As well as the hard suspension, 4x4 trucks suffer terribly in wet weather, bucking and sliding like a muddy horse on the roads. This truck is best at home in the mud.
The seats of the Hilux feel fairly comfortable when first climbing aboard but don’t be fooled. It’s not a car-like ride (and to be fair was never mean to be) so those who buy a Hilux for pose value soon realise the pay-off.
Those buyers who have discarded their cassettes in favour of CDs will be disappointed to discover that only a radio cassette player came as standard.
Trucks like the Hilux tend to command top prices secondhand, but it’s well to investigate exactly what the vehicle has been used for if looking to buy.

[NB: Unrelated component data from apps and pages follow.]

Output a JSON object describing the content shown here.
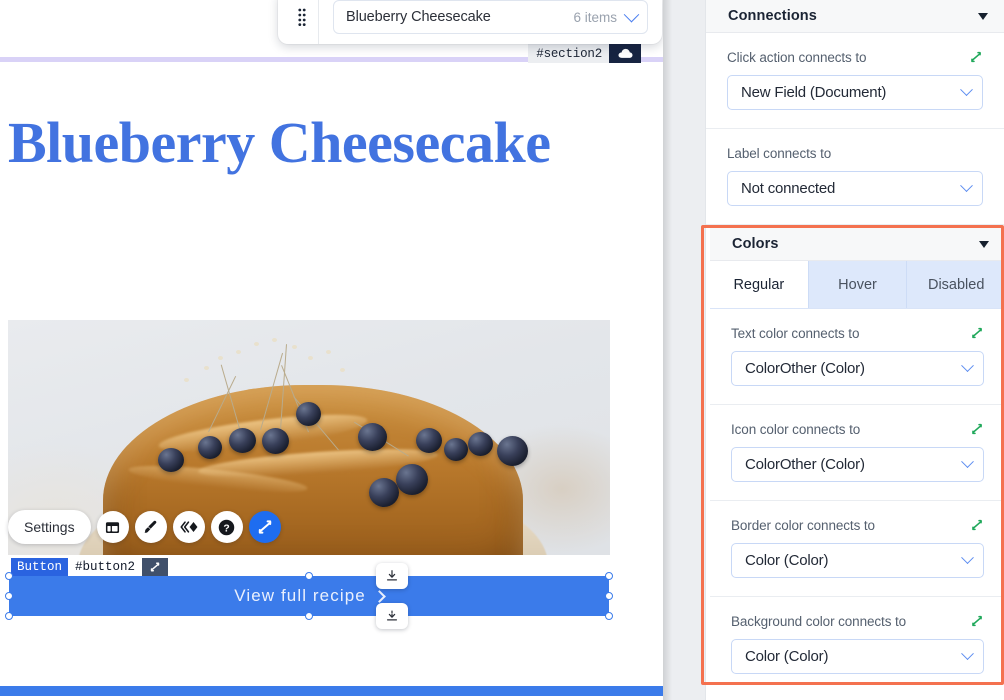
{
  "canvas": {
    "repeater": {
      "drag_handle": "drag-handle",
      "name": "Blueberry Cheesecake",
      "count": "6 items"
    },
    "section_tag": {
      "id": "#section2",
      "icon": "cloud-icon"
    },
    "page_title": "Blueberry Cheesecake",
    "toolbar": {
      "settings_label": "Settings",
      "buttons": [
        {
          "name": "layout-icon"
        },
        {
          "name": "paintbrush-icon"
        },
        {
          "name": "animation-icon"
        },
        {
          "name": "help-icon"
        },
        {
          "name": "connect-icon"
        }
      ]
    },
    "selected_element": {
      "type_badge": "Button",
      "id_badge": "#button2",
      "connect_badge": "connect-icon",
      "label": "View full recipe",
      "arrow": "chevron-right-icon"
    },
    "snap_buttons": [
      {
        "name": "dock-top-icon"
      },
      {
        "name": "dock-bottom-icon"
      }
    ]
  },
  "panel": {
    "connections": {
      "title": "Connections",
      "fields": [
        {
          "label": "Click action connects to",
          "value": "New Field (Document)",
          "connected": true
        },
        {
          "label": "Label connects to",
          "value": "Not connected",
          "connected": false
        }
      ]
    },
    "colors": {
      "title": "Colors",
      "tabs": [
        {
          "label": "Regular",
          "active": true
        },
        {
          "label": "Hover",
          "active": false
        },
        {
          "label": "Disabled",
          "active": false
        }
      ],
      "fields": [
        {
          "label": "Text color connects to",
          "value": "ColorOther (Color)",
          "connected": true
        },
        {
          "label": "Icon color connects to",
          "value": "ColorOther (Color)",
          "connected": true
        },
        {
          "label": "Border color connects to",
          "value": "Color (Color)",
          "connected": true
        },
        {
          "label": "Background color connects to",
          "value": "Color (Color)",
          "connected": true
        }
      ]
    }
  },
  "colors": {
    "accent_blue": "#3b7bea",
    "title_blue": "#4273e0",
    "highlight_orange": "#f4714f",
    "connect_green": "#1fa85a",
    "tab_inactive_bg": "#dde8fb",
    "section_divider": "#d9d2f7"
  }
}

Some tow boats and drivers often back them straight into salt water, which can have an alarming effect on the rear end as time goes by.
Older models needed servicing every 6,000 miles while the common rail engines only need a full service at 20,000 miles.
There are still Toyota Hiluxes on the road dating back to the year dot – they never seem to die. But longevity really does depend on what usage and abusage has take place during the vehicle's life.
Secondhand examples are likely to either be in pristine condition or look as though a herd of cows has been in residence for some years. These examples should be avoided at all costs.
Trucks of this era didn't feature such delights as ABS brakes – drivers had to rely on the old cadence braking method instead. But airbags came as a standard fitting if things went badly wrong, along with central locking and an engine immobiliser to keep the thieves at bay. A good tally for a commercial vehicle of this age.